The records below need to be restated word for word.
(Input records)
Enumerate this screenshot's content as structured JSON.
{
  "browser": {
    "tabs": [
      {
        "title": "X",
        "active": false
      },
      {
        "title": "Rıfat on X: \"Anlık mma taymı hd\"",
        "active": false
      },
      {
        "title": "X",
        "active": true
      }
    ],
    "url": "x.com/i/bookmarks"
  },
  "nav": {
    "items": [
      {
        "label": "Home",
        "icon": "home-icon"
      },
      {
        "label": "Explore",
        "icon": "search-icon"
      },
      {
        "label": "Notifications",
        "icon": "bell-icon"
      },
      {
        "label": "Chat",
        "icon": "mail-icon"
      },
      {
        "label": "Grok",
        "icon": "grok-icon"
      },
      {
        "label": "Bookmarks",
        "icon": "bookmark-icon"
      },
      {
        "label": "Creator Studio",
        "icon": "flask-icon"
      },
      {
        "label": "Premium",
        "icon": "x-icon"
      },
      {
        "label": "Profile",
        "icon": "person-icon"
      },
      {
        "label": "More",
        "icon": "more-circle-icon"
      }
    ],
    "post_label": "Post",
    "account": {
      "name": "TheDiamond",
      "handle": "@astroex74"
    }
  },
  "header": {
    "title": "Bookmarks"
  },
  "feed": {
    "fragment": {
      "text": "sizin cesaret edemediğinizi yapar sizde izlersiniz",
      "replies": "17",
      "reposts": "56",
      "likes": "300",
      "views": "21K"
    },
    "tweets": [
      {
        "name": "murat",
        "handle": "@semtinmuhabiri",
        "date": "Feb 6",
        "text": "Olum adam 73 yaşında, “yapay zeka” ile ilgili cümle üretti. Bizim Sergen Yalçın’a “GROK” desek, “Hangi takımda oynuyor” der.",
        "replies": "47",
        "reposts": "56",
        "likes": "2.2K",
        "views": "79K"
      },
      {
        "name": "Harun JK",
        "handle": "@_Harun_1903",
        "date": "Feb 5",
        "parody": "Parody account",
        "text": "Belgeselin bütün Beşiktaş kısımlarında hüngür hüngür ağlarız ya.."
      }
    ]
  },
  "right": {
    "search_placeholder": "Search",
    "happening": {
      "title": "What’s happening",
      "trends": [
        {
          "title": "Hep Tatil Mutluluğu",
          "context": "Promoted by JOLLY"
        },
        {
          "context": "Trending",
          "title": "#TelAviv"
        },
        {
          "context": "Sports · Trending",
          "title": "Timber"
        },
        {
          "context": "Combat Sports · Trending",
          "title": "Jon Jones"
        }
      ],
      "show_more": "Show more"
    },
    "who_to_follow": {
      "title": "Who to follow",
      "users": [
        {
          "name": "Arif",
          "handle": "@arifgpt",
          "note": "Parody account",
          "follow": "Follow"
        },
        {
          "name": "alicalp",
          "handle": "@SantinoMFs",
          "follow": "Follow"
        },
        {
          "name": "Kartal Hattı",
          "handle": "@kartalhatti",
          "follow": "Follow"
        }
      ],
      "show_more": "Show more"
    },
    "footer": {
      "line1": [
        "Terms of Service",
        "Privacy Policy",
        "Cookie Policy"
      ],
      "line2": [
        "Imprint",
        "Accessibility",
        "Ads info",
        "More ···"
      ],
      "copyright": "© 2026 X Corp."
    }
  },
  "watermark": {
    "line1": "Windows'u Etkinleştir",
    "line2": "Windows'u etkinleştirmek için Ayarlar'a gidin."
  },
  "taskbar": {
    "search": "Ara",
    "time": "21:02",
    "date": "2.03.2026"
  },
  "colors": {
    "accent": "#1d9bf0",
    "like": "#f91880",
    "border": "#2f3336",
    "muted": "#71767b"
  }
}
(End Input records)
# Answer to this task:
Enumerate this screenshot's content as structured JSON.
{
  "browser": {
    "tabs": [
      {
        "title": "X",
        "active": false
      },
      {
        "title": "Rıfat on X: \"Anlık mma taymı hd\"",
        "active": false
      },
      {
        "title": "X",
        "active": true
      }
    ],
    "url": "x.com/i/bookmarks"
  },
  "nav": {
    "items": [
      {
        "label": "Home",
        "icon": "home-icon"
      },
      {
        "label": "Explore",
        "icon": "search-icon"
      },
      {
        "label": "Notifications",
        "icon": "bell-icon"
      },
      {
        "label": "Chat",
        "icon": "mail-icon"
      },
      {
        "label": "Grok",
        "icon": "grok-icon"
      },
      {
        "label": "Bookmarks",
        "icon": "bookmark-icon"
      },
      {
        "label": "Creator Studio",
        "icon": "flask-icon"
      },
      {
        "label": "Premium",
        "icon": "x-icon"
      },
      {
        "label": "Profile",
        "icon": "person-icon"
      },
      {
        "label": "More",
        "icon": "more-circle-icon"
      }
    ],
    "post_label": "Post",
    "account": {
      "name": "TheDiamond",
      "handle": "@astroex74"
    }
  },
  "header": {
    "title": "Bookmarks"
  },
  "feed": {
    "fragment": {
      "text": "sizin cesaret edemediğinizi yapar sizde izlersiniz",
      "replies": "17",
      "reposts": "56",
      "likes": "300",
      "views": "21K"
    },
    "tweets": [
      {
        "name": "murat",
        "handle": "@semtinmuhabiri",
        "date": "Feb 6",
        "text": "Olum adam 73 yaşında, “yapay zeka” ile ilgili cümle üretti. Bizim Sergen Yalçın’a “GROK” desek, “Hangi takımda oynuyor” der.",
        "replies": "47",
        "reposts": "56",
        "likes": "2.2K",
        "views": "79K"
      },
      {
        "name": "Harun JK",
        "handle": "@_Harun_1903",
        "date": "Feb 5",
        "parody": "Parody account",
        "text": "Belgeselin bütün Beşiktaş kısımlarında hüngür hüngür ağlarız ya.."
      }
    ]
  },
  "right": {
    "search_placeholder": "Search",
    "happening": {
      "title": "What’s happening",
      "trends": [
        {
          "title": "Hep Tatil Mutluluğu",
          "context": "Promoted by JOLLY"
        },
        {
          "context": "Trending",
          "title": "#TelAviv"
        },
        {
          "context": "Sports · Trending",
          "title": "Timber"
        },
        {
          "context": "Combat Sports · Trending",
          "title": "Jon Jones"
        }
      ],
      "show_more": "Show more"
    },
    "who_to_follow": {
      "title": "Who to follow",
      "users": [
        {
          "name": "Arif",
          "handle": "@arifgpt",
          "note": "Parody account",
          "follow": "Follow"
        },
        {
          "name": "alicalp",
          "handle": "@SantinoMFs",
          "follow": "Follow"
        },
        {
          "name": "Kartal Hattı",
          "handle": "@kartalhatti",
          "follow": "Follow"
        }
      ],
      "show_more": "Show more"
    },
    "footer": {
      "line1": [
        "Terms of Service",
        "Privacy Policy",
        "Cookie Policy"
      ],
      "line2": [
        "Imprint",
        "Accessibility",
        "Ads info",
        "More ···"
      ],
      "copyright": "© 2026 X Corp."
    }
  },
  "watermark": {
    "line1": "Windows'u Etkinleştir",
    "line2": "Windows'u etkinleştirmek için Ayarlar'a gidin."
  },
  "taskbar": {
    "search": "Ara",
    "time": "21:02",
    "date": "2.03.2026"
  },
  "colors": {
    "accent": "#1d9bf0",
    "like": "#f91880",
    "border": "#2f3336",
    "muted": "#71767b"
  }
}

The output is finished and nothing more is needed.